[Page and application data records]
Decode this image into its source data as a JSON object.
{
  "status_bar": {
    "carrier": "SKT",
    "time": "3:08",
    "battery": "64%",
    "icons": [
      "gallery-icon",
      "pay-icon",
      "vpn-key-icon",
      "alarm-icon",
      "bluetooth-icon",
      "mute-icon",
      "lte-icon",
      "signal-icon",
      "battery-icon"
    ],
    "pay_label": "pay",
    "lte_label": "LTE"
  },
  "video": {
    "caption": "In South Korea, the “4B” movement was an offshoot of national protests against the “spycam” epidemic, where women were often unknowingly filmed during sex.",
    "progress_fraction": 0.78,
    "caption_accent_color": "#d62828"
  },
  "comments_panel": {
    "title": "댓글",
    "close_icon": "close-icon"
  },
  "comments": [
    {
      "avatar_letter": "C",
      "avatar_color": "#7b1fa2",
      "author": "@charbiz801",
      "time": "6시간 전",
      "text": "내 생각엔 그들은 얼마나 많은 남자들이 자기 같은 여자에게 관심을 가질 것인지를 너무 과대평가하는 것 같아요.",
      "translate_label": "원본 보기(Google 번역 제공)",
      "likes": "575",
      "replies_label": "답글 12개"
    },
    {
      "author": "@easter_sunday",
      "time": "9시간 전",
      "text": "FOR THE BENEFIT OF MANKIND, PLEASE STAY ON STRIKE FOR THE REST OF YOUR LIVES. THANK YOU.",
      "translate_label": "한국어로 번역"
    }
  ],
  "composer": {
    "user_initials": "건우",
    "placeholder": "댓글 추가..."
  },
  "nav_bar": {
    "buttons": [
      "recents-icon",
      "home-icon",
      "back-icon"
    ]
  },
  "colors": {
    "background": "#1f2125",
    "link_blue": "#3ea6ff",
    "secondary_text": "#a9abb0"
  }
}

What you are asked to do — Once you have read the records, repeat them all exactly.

Response to this task —
Decode this image into its source data as a JSON object.
{
  "status_bar": {
    "carrier": "SKT",
    "time": "3:08",
    "battery": "64%",
    "icons": [
      "gallery-icon",
      "pay-icon",
      "vpn-key-icon",
      "alarm-icon",
      "bluetooth-icon",
      "mute-icon",
      "lte-icon",
      "signal-icon",
      "battery-icon"
    ],
    "pay_label": "pay",
    "lte_label": "LTE"
  },
  "video": {
    "caption": "In South Korea, the “4B” movement was an offshoot of national protests against the “spycam” epidemic, where women were often unknowingly filmed during sex.",
    "progress_fraction": 0.78,
    "caption_accent_color": "#d62828"
  },
  "comments_panel": {
    "title": "댓글",
    "close_icon": "close-icon"
  },
  "comments": [
    {
      "avatar_letter": "C",
      "avatar_color": "#7b1fa2",
      "author": "@charbiz801",
      "time": "6시간 전",
      "text": "내 생각엔 그들은 얼마나 많은 남자들이 자기 같은 여자에게 관심을 가질 것인지를 너무 과대평가하는 것 같아요.",
      "translate_label": "원본 보기(Google 번역 제공)",
      "likes": "575",
      "replies_label": "답글 12개"
    },
    {
      "author": "@easter_sunday",
      "time": "9시간 전",
      "text": "FOR THE BENEFIT OF MANKIND, PLEASE STAY ON STRIKE FOR THE REST OF YOUR LIVES. THANK YOU.",
      "translate_label": "한국어로 번역"
    }
  ],
  "composer": {
    "user_initials": "건우",
    "placeholder": "댓글 추가..."
  },
  "nav_bar": {
    "buttons": [
      "recents-icon",
      "home-icon",
      "back-icon"
    ]
  },
  "colors": {
    "background": "#1f2125",
    "link_blue": "#3ea6ff",
    "secondary_text": "#a9abb0"
  }
}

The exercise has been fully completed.